A year on, how is it all going? Is the bargain really being struck? Has the revolution started?
In May, the CDAC Network (“Communicating with Disaster-Affected Communities”) and the Steering Committee for Humanitarian Response (SCHR) held a Global Forum in Bangkok aimed at reflecting on progress so far. The conversation got off to a brisk — but rather sobering — start, with the announcement that the participation revolution was not happening and that fundamental change was (still) going to be required to avoid a “Grand Bargain” for business as usual. Kate Halff (SCHR) laid out the challenge: mindsets and organizational cultures needed to change, the conversation had to be about more than money and become much more people-centred. Organizations in the humanitarian space had to be more open to working with new, perhaps non-traditional, partners, and finally, the humanitarian aid system overall should be prepared to give up some of its power.
So much for the diagnosis.
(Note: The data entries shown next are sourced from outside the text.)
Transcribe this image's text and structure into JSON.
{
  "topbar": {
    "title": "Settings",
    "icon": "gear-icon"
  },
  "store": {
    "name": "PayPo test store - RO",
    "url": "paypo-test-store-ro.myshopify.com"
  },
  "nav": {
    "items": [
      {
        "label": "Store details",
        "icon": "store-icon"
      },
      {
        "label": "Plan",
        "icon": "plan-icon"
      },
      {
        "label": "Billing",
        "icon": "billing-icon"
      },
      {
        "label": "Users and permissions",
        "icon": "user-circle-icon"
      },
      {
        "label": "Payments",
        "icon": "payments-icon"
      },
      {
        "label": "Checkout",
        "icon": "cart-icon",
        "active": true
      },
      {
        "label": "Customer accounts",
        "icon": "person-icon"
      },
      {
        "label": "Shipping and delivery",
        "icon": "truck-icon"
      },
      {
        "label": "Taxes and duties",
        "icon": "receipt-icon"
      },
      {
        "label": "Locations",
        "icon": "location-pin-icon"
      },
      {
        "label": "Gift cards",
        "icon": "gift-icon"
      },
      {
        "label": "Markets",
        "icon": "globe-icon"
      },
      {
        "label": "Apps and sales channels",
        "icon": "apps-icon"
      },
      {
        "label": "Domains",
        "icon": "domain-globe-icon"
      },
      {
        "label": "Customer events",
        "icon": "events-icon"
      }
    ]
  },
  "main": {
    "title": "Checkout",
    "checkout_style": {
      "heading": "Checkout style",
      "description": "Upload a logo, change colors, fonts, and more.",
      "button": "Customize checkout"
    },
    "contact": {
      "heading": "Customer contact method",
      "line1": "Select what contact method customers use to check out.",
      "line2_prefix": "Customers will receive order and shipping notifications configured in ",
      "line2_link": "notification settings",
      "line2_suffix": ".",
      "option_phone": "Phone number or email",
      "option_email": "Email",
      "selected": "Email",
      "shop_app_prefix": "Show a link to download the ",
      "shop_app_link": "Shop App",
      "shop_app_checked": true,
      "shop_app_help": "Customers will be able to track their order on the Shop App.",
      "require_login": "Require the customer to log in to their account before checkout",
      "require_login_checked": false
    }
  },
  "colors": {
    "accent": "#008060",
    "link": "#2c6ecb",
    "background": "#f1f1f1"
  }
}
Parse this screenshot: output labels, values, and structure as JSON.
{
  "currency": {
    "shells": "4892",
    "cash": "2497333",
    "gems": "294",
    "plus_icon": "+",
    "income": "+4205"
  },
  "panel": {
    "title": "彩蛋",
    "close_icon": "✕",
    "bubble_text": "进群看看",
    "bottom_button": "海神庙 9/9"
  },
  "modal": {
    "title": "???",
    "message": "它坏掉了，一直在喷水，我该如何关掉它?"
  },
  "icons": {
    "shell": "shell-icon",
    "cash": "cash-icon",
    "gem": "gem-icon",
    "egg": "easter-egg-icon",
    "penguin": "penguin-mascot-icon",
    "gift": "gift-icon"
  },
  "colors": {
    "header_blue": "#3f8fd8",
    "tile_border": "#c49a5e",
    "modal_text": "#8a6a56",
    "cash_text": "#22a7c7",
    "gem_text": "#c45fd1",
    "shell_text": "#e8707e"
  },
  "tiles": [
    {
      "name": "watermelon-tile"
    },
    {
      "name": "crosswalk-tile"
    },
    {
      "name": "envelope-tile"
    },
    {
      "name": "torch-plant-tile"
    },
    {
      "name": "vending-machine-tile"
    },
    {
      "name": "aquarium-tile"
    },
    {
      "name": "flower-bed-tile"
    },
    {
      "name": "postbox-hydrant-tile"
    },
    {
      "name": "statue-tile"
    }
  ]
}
Over the course of the two days, I looked hard for evidence that change was underway. Amidst the soul-searching, the head-scratching, the bright spots, signs of progress, and some great insights on systems change, there were less encouraging moments of back-pedalling (“I prefer to think of evolution rather than revolution”) or a simple lack of imagination (“We can do more feedback..?”).